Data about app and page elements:
• • •
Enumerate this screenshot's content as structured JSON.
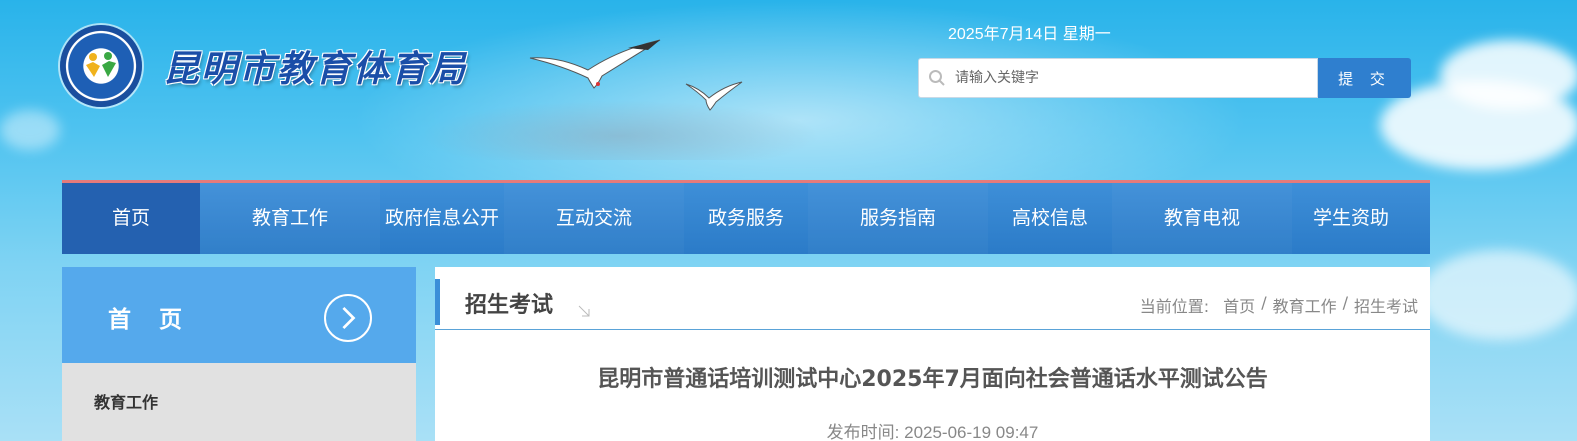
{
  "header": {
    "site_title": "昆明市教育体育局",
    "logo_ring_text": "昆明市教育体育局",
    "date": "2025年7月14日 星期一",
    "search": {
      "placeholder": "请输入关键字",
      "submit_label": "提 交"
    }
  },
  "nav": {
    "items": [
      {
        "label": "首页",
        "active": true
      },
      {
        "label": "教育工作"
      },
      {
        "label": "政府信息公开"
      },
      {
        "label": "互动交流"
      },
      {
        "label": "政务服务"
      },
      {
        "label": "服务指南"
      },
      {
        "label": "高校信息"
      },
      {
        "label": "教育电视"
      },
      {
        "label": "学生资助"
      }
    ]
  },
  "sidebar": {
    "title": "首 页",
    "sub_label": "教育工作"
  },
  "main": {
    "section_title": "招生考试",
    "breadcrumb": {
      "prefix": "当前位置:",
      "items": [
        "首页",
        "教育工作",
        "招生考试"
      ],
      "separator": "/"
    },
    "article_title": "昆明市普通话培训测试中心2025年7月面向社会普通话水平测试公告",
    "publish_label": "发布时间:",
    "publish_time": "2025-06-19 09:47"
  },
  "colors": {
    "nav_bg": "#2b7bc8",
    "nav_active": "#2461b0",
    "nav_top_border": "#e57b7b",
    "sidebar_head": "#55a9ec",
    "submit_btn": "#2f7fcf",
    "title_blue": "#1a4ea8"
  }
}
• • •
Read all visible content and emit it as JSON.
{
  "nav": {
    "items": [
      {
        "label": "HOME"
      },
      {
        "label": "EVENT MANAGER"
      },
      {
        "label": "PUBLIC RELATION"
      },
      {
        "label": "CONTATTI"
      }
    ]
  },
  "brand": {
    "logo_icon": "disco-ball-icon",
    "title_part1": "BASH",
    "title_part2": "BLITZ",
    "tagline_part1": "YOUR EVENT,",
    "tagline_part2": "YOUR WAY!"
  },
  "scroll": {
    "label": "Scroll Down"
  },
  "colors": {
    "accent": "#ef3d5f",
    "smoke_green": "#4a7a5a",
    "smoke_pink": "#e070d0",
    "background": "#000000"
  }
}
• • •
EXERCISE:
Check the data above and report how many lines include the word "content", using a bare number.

COMPLETED TASK:
2